Senior Bowl game report: Defensive linemen

January 27, 2015

by Colin Lindsay

Defensive line: Nobody is going to make a tape of the defensive line play at this year’s Senior Bowl as a teaching guide as, with some notable exceptions, the unit really struggled against their offensive counterparts. One of those notable exceptions was Washington DT Danny Shelton, who didn’t make many real impact plays, but wasn’t blocked all that many times either. Part of the problem for Shelton in the Senior Bowl itself was that it appeared that the South team was ready for him; indeed, he was either chipped or outright double-teamed on just about every snap on which he was in the game. For the most part, though, what one saw on Saturday was what one saw from big #95 all week in Mobile. Shelton really jumped off the line on the snap, stayed low and just bounced off blocks; he also showed outstanding lateral agility for a 340-plus pounder as he chased down a couple of outside runs right to the sidelines. Shelton also managed to collapse the pocket on occasion and his motor never stopped, but he really wasn’t able to answer the question whether he’s more than just a run-stuffer who can also contribute as pass rusher. (Yeah, Shelton had 9 sacks in 2014, but 4 came in one game against an FCS opponent, while he only had two total in the Huskies’ Pac-12 schedule). Part of the issue was that Shelton was forced to fight through double teams on just about every play, but at the same time, one didn’t see much in terms of pass-rush spin moves.

At least in terms of impact plays, Shelton was probably outplayed by Carl Davis of Iowa, the game’s other top-ranked DT, who managed to knife into the backfield on 4-5 play when he literally exploded off the snap and was able to really disrupt things. What was a tad disconcerting regarding Davis, though, was that he didn’t do much on plays when his initial surge didn’t get him into the backfield; he struggled at times to hold the point of attack, especially when double-team and didn’t always find the ball. And while he was able to walk his man back into the pocket on several pass rushes, like Shelton didn’t show much in the way of effective pass-rush moves. Auburn’s Gabe Wright also made a couple of plays in the backfield, although he wasn’t really blocked on either, while Louis Trinca-Pasat, Davis’ Iowa teammate, did a nice job spinning out of blocks on occasion, but for the most part, though, it was a long afternoon for this year’s DT group.

There was also something of a mixed bag at DE. Nate Orchard of Utah, for example, had a pretty solid game and didn’t do anything to hurt his grade. Despite being only a tad over 250 pounds, Orchard did a nice job getting off blocks and showed excellent range and effort in pursuit; he also appeared to be a smart player with good instincts and did a nice job reading plays and maintaining gap responsibility.

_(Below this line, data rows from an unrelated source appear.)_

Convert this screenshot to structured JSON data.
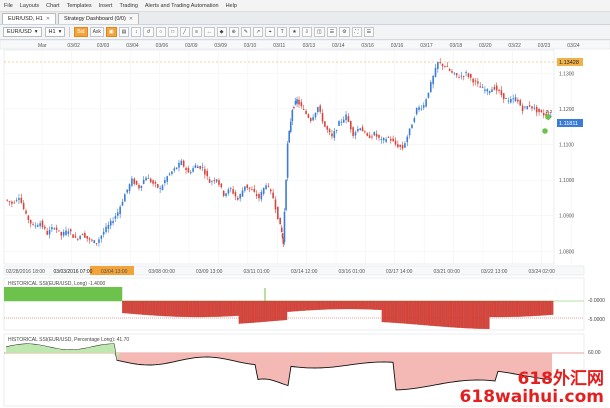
{
  "menu": [
    "File",
    "Layouts",
    "Chart",
    "Templates",
    "Insert",
    "Trading",
    "Alerts and Trading Automation",
    "Help"
  ],
  "tabs": [
    {
      "label": "EUR/USD, H1",
      "active": true
    },
    {
      "label": "Strategy Dashboard (0/0)",
      "active": false
    }
  ],
  "toolbar": {
    "symbol": "EUR/USD",
    "timeframe": "H1",
    "buttons": [
      "Bid",
      "Ask",
      "▣",
      "▤",
      "↕",
      "↺",
      "○",
      "□",
      "╱",
      "≡",
      "↔",
      "◆",
      "⊕",
      "✎",
      "↗",
      "⌖",
      "T",
      "★",
      "⇩",
      "◫",
      "☰",
      "⚙",
      "⛶",
      "☰"
    ]
  },
  "top_dates": [
    "Mar",
    "03/02",
    "03/03",
    "03/04",
    "03/06",
    "03/09",
    "03/09",
    "03/10",
    "03/11",
    "03/13",
    "03/14",
    "03/16",
    "03/16",
    "03/17",
    "03/18",
    "03/20",
    "03/22",
    "03/23",
    "03/24"
  ],
  "bottom_dates": [
    "02/28/2016 18:00",
    "03/03/2016 07:00",
    "03/04 13:00",
    "03/08 00:00",
    "03/09 13:00",
    "03/11 01:00",
    "03/14 12:00",
    "03/16 01:00",
    "03/17 14:00",
    "03/21 00:00",
    "03/22 13:00",
    "03/24 02:00"
  ],
  "selected_date": "03/03/2016 07:00",
  "price_axis": [
    "1.1300",
    "1.1200",
    "1.1100",
    "1.1000",
    "1.0900",
    "1.0800"
  ],
  "price_current_high": "1.13428",
  "price_current": "1.11811",
  "indicator1": {
    "label": "HISTORICAL SSI(EUR/USD, Long) -1.4000",
    "axis": [
      "-0.0000",
      "-5.0000"
    ]
  },
  "indicator2": {
    "label": "HISTORICAL SSI(EUR/USD, Percentage Long): 41.70",
    "axis": [
      "60.00"
    ]
  },
  "marker_label": "2.2",
  "watermark": {
    "line1": "618外汇网",
    "line2": "618waihui.com"
  },
  "chart_data": {
    "type": "line",
    "ylim": [
      1.077,
      1.136
    ],
    "price_path": [
      [
        0,
        1.0945
      ],
      [
        3,
        1.0935
      ],
      [
        6,
        1.0955
      ],
      [
        9,
        1.09
      ],
      [
        12,
        1.087
      ],
      [
        15,
        1.088
      ],
      [
        18,
        1.085
      ],
      [
        21,
        1.087
      ],
      [
        24,
        1.0845
      ],
      [
        27,
        1.086
      ],
      [
        30,
        1.0835
      ],
      [
        33,
        1.085
      ],
      [
        36,
        1.083
      ],
      [
        39,
        1.0825
      ],
      [
        42,
        1.0855
      ],
      [
        45,
        1.088
      ],
      [
        48,
        1.091
      ],
      [
        51,
        1.096
      ],
      [
        54,
        1.1
      ],
      [
        57,
        1.098
      ],
      [
        60,
        1.101
      ],
      [
        63,
        1.099
      ],
      [
        66,
        1.0975
      ],
      [
        69,
        1.101
      ],
      [
        72,
        1.103
      ],
      [
        75,
        1.105
      ],
      [
        78,
        1.102
      ],
      [
        81,
        1.104
      ],
      [
        84,
        1.1035
      ],
      [
        87,
        1.0995
      ],
      [
        90,
        1.1005
      ],
      [
        93,
        1.096
      ],
      [
        96,
        1.0975
      ],
      [
        99,
        1.0945
      ],
      [
        102,
        1.0985
      ],
      [
        105,
        1.097
      ],
      [
        108,
        1.095
      ],
      [
        111,
        1.099
      ],
      [
        114,
        1.095
      ],
      [
        117,
        1.087
      ],
      [
        118,
        1.082
      ],
      [
        120,
        1.11
      ],
      [
        122,
        1.12
      ],
      [
        124,
        1.1225
      ],
      [
        127,
        1.1195
      ],
      [
        130,
        1.117
      ],
      [
        133,
        1.1205
      ],
      [
        136,
        1.115
      ],
      [
        139,
        1.112
      ],
      [
        142,
        1.116
      ],
      [
        145,
        1.118
      ],
      [
        148,
        1.113
      ],
      [
        151,
        1.115
      ],
      [
        154,
        1.112
      ],
      [
        157,
        1.113
      ],
      [
        160,
        1.111
      ],
      [
        163,
        1.112
      ],
      [
        166,
        1.11
      ],
      [
        169,
        1.109
      ],
      [
        172,
        1.114
      ],
      [
        175,
        1.12
      ],
      [
        178,
        1.121
      ],
      [
        181,
        1.127
      ],
      [
        184,
        1.133
      ],
      [
        187,
        1.132
      ],
      [
        190,
        1.13
      ],
      [
        193,
        1.129
      ],
      [
        196,
        1.13
      ],
      [
        199,
        1.128
      ],
      [
        202,
        1.126
      ],
      [
        205,
        1.125
      ],
      [
        208,
        1.126
      ],
      [
        211,
        1.124
      ],
      [
        214,
        1.122
      ],
      [
        217,
        1.123
      ],
      [
        220,
        1.12
      ],
      [
        223,
        1.121
      ],
      [
        226,
        1.1195
      ],
      [
        229,
        1.1185
      ],
      [
        232,
        1.1181
      ]
    ],
    "ssi_long": {
      "positive_until": 0.215,
      "negative_values_range": [
        -1.2,
        -3.5
      ]
    },
    "ssi_percent_long": {
      "series_name": "Percentage Long",
      "last": 41.7
    }
  }
}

Orchard also displayed strong hands and a heavy punch, along with very good lateral agility including the ability to plant and change direction with losing much in the way in the momentum. Overall, Orchard did a nice job working his way into the pocket and finished the game with a couple of QB pressures. What scouts are not going to see, however, from Orchard when they review the game tapes is that extra gear to just blow past OTs to the outside. In fact, he did get to the edge a couple of times, but the opposing DTs were able to recover just enough to reach out and push him past the QB.

There was a similar story for Preston Smith of Mississippi State, who like Orchard, didn’t appear quick enough to run past anyone, but did show a nice array of swim moves and crossover steps and also was impressive enough working his way to the pocket and in the end was the only DL on the day to be credited with a sack, which for the record also resulted in a forced fumble. Stanford 5-tech DE Henry Anderson also had a quietly impressive day despite being miscast as a 4-3 DE in the Senior Bowl. Anderson worked hard and showed some solid technique as he was able to get into a craese and force his way to the QB on several occasions.

In the end, though, the most impressive pass-rushing DE in the Senior Bowl may been Deion Barnes of Penn State, who showed a nice burst, more than a little wiggle, and the dip and strength to maintain leverage when crashing the edge. For the record, several of the hybrid DE/OLBs in Mobile who lined up mostly at LB, including Missouri’s Markus Golden, Hau’oil Kikaha of Washington and Lynden Trail of Norfolk State, all looked much better when given a few snaps as a down DE and given the opportunity to just attack the pocket.

At the same time, there were a several DEs that maybe shoudda just stood in bed. UCLA’s Owamagbe Odighizuwa, for example, looked like he was literally shot out of a cannon coming off the snap, but then looked like he’d run into a brick wall whenever he was engaged by an opposing offensive lineman. Same story for Trey Flowers of Arkansas who still hasn’t gotten off a block in the actual Senior Bowl game, while Kentucky’s Za’Darius Smith did get into the backfield on a couple of plays, but only when he was able to beat the block of a TE or wasn’t covered at all.